Once upon a time I was a 1990s teen, residing just at the tail end of Generation X. When I think about the pop culture that influenced me during those formative years, that I now look back upon nostalgically, it’s startling how pervasive the self-loathing, angst and cynicism is. Everyone was either angry or had given up, or both. Music was the same. In no other era could grunge music have flourished like it did. Prior to the early ’90s, the idea of bands thriving on negativity didn’t exist. It’s “sex, drugs, and rock and roll” after all, not “depression, despair, and rock and roll.” Of course you had the occasional band like the Smiths or the Cure, but people recognized those bands as music for the fringes of society. You couldn’t expect to reach mainstream success with a lyric like “Hey! Wait! I’ve got a new complaint.“
In the 1990s, for the first time in the history of human civilization, that all changed. Women were angry. African-Americans were angry. Poor people were angry. And white middle-class males were angry about the fact that they felt guilty. As a result, Nirvana (and Pearl Jam and Soundgarden and Stone Temple Pilots and countless other grunge bands) reached the top of the charts when they would otherwise have been cast aside as losers. These bands sang about alienation, abuse, depression, rape, addiction, and suicide. It wasn’t just grunge either. Two of the biggest songs of the decade had the following choruses:
Soy un perdedor, I’m a loser baby, so why don’t you kill me
I’m a creep, I’m a weirdo, what the hell am I doing here, I don’t belong here
And while grunge imploded upon itself with the arrival of bubble-grunge (Bush, Creed, Candlebox) and pseudo-punk (the Offspring, Pennywise) bands, Beck and Radiohead were in it for the long haul.
As late as 1987 R.E.M. sang “It’s the End of the World as We Know It (And I Feel Fine).” Jesus Jones reached the top of the charts in 1990 with his anthem “Right here, right now, there is no other place I wanna be.” How is it possible that by 1992 everything had changed? That’s what Craig Schuftan’s Entertain Us is all about. At least I think it is. The “story” of alternative rock is told by Schuftan chronologically, jumping from artist to artist, each after just a few pages and without any segue as the discussion moves from Nirvana to Blur to the Riot Grrrl movement to Urge Overkill. There are probably dozens of books that could be spun off from individual chapters in Entertain Us (and, in fact, there are of course books just about the Seattle scene, or Lollapalooza, or Riot Girrl, etc.). Schuftan has struck gold, but he doesn’t do a very good job of mining it. For example, he writes a chapter about how different sensibilities of irony – American vs. British primarily – shaped the music of bands like Pearl Jam and Blur. Developed properly, this could have been an entire book, or at least a major section of one comparing music from the different sides of the Atlantic. (After the rise of the rock star who didn’t want to be a rock star, American alternative music vs. Britpop is the second-most prominent theme in the book. Third is women’s place in rock music. Fourth is the true meaning of authenticity. Fifth is … well, you get the idea.) But before we can delve too far into this we are into the story of Kurt Cobain’s suicide and the music world’s reaction to that. And so on. You can tell that the author is extremely bright. It’s almost as if he has too much to say. Unfortunately, by telling us everything he risks saying nothing. (There’s a half-chapter where Schuftan talks about Rage Against the Machine and Marxism. It comes from out of nowhere and isn’t mentioned again. This is absolute gold, and one of the many wasted opportunities to tell a deeper, more interesting story.) Honestly, there is so much here to like – I felt that if Schuftan had just stuck with a subject, any subject, just a little longer it could have paid off so much more.

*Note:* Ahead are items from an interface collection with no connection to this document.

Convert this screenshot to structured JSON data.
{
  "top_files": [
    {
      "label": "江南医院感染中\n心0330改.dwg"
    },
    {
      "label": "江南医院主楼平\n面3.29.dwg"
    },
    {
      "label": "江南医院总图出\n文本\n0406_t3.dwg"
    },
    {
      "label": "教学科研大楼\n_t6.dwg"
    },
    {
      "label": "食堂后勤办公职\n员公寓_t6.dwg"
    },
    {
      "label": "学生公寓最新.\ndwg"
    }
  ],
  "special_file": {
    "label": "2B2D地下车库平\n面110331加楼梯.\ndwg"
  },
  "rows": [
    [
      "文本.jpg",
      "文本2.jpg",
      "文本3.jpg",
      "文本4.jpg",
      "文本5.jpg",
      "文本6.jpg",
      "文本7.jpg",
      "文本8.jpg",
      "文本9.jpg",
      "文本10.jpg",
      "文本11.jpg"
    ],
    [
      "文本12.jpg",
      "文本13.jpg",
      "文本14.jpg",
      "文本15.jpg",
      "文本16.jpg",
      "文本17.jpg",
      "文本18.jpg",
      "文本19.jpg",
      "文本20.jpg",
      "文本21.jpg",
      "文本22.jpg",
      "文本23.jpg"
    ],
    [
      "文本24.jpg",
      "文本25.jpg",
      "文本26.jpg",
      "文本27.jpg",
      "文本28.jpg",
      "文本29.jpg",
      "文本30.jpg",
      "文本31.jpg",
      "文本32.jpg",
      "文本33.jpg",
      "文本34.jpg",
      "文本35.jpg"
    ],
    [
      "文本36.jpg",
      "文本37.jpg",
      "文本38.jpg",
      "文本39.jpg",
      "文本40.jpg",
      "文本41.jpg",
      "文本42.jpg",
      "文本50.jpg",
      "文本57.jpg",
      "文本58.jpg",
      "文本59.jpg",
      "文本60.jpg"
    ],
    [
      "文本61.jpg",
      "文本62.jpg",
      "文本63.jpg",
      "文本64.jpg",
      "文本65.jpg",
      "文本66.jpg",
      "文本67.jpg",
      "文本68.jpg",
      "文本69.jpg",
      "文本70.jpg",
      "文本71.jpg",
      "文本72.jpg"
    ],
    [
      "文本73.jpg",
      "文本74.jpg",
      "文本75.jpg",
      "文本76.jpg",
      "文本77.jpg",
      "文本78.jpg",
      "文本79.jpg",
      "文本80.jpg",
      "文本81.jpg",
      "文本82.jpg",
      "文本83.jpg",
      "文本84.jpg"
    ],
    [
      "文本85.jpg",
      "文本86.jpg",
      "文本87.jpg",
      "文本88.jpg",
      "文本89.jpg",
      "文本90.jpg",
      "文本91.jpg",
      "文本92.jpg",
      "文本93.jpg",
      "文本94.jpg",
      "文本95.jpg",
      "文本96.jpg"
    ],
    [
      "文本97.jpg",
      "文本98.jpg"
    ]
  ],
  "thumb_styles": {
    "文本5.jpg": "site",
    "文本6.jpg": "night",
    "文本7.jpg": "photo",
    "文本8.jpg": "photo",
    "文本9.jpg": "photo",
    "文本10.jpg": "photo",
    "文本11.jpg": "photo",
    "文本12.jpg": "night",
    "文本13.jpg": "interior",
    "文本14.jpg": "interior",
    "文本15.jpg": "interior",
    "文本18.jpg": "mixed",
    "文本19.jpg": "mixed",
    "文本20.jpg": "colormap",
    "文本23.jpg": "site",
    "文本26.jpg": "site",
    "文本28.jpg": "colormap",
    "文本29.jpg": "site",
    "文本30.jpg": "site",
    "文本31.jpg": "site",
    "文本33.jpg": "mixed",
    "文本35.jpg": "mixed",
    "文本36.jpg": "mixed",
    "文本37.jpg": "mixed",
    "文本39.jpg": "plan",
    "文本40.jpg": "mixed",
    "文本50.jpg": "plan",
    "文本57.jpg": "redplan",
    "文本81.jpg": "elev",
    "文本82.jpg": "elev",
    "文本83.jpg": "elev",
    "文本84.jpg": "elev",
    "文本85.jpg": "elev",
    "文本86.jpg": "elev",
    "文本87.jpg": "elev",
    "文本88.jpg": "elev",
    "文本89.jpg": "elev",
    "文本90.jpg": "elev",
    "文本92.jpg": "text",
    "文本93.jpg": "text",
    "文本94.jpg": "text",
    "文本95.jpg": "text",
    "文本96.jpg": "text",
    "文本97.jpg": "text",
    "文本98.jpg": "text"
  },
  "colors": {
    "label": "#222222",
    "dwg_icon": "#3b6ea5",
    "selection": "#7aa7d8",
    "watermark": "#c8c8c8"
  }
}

As an aside, one frequent complaint of this book is the way Schuftan quotes so extensively from other sources – it’s almost like an oral history cobbled together from magazine articles and other assorted first-hand accounts. That aspect of the book doesn’t bother me at all. I actually highly enjoy this method of story-telling; there is no reason to re-write that which has already been said better by others. But with this style of writing comes an even greater responsibility to form strong opinions and organize one’s thoughts into consistent and coherent messages. Schuftan doesn’t do that to the extent I would have liked. Entertain Us is highly thought provoking, but doesn’t do the extra work of actually thinking itself. It is, however, a worthwhile read for a broad overview of the time – the sheer volume of compelling information (some of which I’ll hopefully retain) about 1990s music and culture is astounding – it’s gold – assuming you actually care about that sort of thing.